[Material provided — start]

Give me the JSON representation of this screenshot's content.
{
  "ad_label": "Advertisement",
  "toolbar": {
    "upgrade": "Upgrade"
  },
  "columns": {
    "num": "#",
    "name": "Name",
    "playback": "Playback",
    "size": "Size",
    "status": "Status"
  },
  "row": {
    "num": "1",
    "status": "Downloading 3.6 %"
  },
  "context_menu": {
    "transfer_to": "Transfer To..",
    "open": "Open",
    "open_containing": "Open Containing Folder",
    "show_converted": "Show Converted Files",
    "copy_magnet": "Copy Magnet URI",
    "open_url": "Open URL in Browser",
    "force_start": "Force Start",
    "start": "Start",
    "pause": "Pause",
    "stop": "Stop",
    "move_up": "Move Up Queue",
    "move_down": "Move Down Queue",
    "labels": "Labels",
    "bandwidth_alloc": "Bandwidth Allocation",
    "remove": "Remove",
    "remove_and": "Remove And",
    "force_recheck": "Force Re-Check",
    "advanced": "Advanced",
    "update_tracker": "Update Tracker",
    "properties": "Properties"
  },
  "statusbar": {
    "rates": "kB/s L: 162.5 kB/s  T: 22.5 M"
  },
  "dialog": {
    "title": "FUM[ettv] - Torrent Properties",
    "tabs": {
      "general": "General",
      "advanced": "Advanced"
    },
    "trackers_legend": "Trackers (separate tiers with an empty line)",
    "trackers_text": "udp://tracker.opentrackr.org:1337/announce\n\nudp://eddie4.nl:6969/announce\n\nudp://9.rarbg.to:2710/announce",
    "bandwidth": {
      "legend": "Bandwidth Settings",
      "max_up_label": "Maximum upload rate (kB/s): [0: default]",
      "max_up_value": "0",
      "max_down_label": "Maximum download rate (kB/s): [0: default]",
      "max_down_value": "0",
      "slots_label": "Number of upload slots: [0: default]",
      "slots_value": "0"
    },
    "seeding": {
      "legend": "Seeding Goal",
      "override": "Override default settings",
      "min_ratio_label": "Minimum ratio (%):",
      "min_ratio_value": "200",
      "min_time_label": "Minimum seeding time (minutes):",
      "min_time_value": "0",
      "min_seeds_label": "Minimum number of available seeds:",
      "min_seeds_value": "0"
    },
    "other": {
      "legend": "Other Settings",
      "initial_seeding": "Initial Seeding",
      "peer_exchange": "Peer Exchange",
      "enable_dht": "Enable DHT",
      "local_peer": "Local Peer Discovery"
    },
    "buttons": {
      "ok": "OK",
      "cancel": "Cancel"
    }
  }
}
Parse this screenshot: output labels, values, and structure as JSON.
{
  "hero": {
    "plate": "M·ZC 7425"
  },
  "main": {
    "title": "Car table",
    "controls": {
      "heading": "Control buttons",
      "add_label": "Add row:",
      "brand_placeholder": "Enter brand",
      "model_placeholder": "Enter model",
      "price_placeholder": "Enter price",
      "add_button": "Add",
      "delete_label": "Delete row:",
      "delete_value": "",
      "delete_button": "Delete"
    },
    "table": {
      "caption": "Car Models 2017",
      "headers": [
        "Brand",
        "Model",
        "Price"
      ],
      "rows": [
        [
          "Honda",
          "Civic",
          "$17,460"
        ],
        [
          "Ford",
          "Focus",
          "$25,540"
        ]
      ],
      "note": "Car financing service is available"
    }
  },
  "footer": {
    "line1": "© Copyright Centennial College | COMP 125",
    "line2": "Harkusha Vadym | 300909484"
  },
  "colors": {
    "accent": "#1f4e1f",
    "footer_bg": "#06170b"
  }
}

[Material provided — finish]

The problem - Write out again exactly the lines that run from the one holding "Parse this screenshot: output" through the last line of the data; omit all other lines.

Exercise response -
Parse this screenshot: output labels, values, and structure as JSON.
{
  "hero": {
    "plate": "M·ZC 7425"
  },
  "main": {
    "title": "Car table",
    "controls": {
      "heading": "Control buttons",
      "add_label": "Add row:",
      "brand_placeholder": "Enter brand",
      "model_placeholder": "Enter model",
      "price_placeholder": "Enter price",
      "add_button": "Add",
      "delete_label": "Delete row:",
      "delete_value": "",
      "delete_button": "Delete"
    },
    "table": {
      "caption": "Car Models 2017",
      "headers": [
        "Brand",
        "Model",
        "Price"
      ],
      "rows": [
        [
          "Honda",
          "Civic",
          "$17,460"
        ],
        [
          "Ford",
          "Focus",
          "$25,540"
        ]
      ],
      "note": "Car financing service is available"
    }
  },
  "footer": {
    "line1": "© Copyright Centennial College | COMP 125",
    "line2": "Harkusha Vadym | 300909484"
  },
  "colors": {
    "accent": "#1f4e1f",
    "footer_bg": "#06170b"
  }
}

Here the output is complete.